- [WHAT TO WORK ON] Which lines of the records contain the word "JSON"? Copy each one.

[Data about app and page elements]

++++++++++

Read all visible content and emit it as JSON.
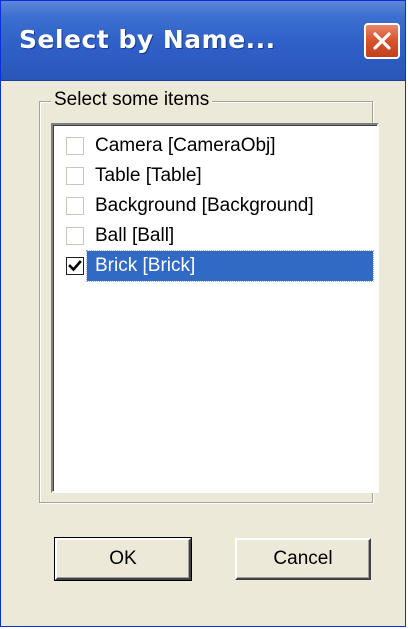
{
  "window": {
    "title": "Select by Name...",
    "close_icon": "close-x-icon",
    "colors": {
      "titlebar": "#2f60c8",
      "face": "#ece9d8",
      "selection": "#316ac5",
      "close": "#d8552f"
    }
  },
  "group": {
    "label": "Select some items"
  },
  "items": [
    {
      "label": "Camera  [CameraObj]",
      "checked": false,
      "selected": false
    },
    {
      "label": "Table  [Table]",
      "checked": false,
      "selected": false
    },
    {
      "label": "Background  [Background]",
      "checked": false,
      "selected": false
    },
    {
      "label": "Ball  [Ball]",
      "checked": false,
      "selected": false
    },
    {
      "label": "Brick  [Brick]",
      "checked": true,
      "selected": true
    }
  ],
  "buttons": {
    "ok_label": "OK",
    "cancel_label": "Cancel"
  }
}
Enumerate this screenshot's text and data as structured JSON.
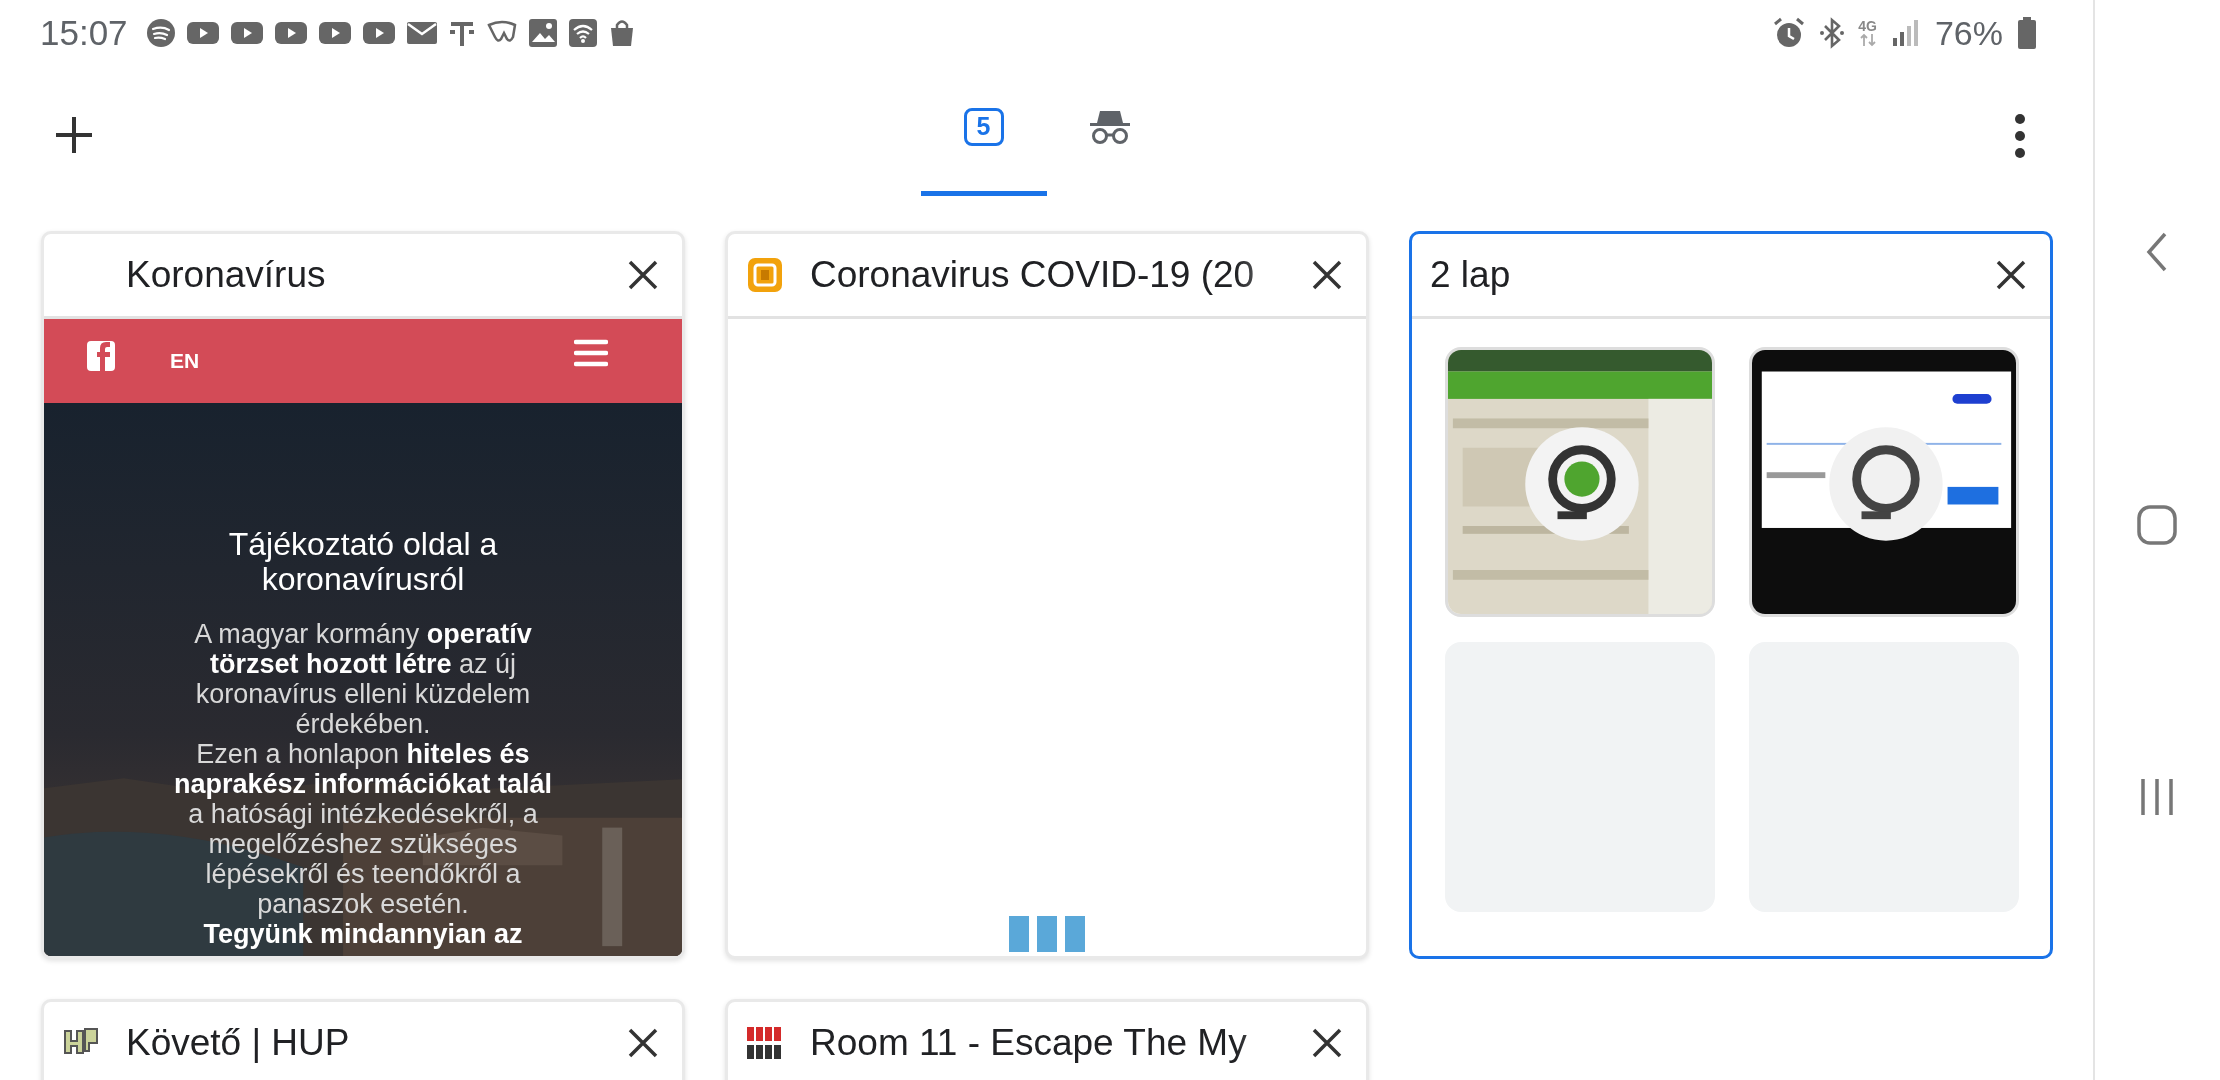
{
  "status_bar": {
    "time": "15:07",
    "network": "4G",
    "battery": "76%"
  },
  "toolbar": {
    "tabs": [
      {
        "kind": "normal",
        "count": "5",
        "selected": true
      },
      {
        "kind": "incognito",
        "selected": false
      }
    ]
  },
  "tab_cards": [
    {
      "kind": "page",
      "title": "Koronavírus",
      "selected": false,
      "page": {
        "nav_label": "EN",
        "heading": "Tájékoztató oldal a koronavírusról",
        "paragraphs": [
          "A magyar kormány **operatív törzset hozott létre** az új koronavírus elleni küzdelem érdekében.",
          "Ezen a honlapon **hiteles és naprakész információkat talál** a hatósági intézkedésekről, a megelőzéshez szükséges lépésekről és teendőkről a panaszok esetén.",
          "**Tegyünk mindannyian az**"
        ]
      }
    },
    {
      "kind": "loading",
      "favicon": {
        "kind": "square"
      },
      "title": "Coronavirus COVID-19 (20",
      "selected": false
    },
    {
      "kind": "group",
      "title": "2 lap",
      "selected": true,
      "thumbs": [
        {
          "kind": "picture"
        },
        {
          "kind": "picture"
        },
        {
          "kind": "empty"
        },
        {
          "kind": "empty"
        }
      ]
    },
    {
      "kind": "page",
      "favicon": {
        "kind": "outline"
      },
      "title": "Követő | HUP",
      "selected": false
    },
    {
      "kind": "page",
      "favicon": {
        "kind": "grid"
      },
      "title": "Room 11 - Escape The My",
      "selected": false
    }
  ]
}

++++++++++

- [RESULT FOR THIS TASK]
Read all visible content and emit it as JSON.
Enumerate this screenshot's text and data as structured JSON.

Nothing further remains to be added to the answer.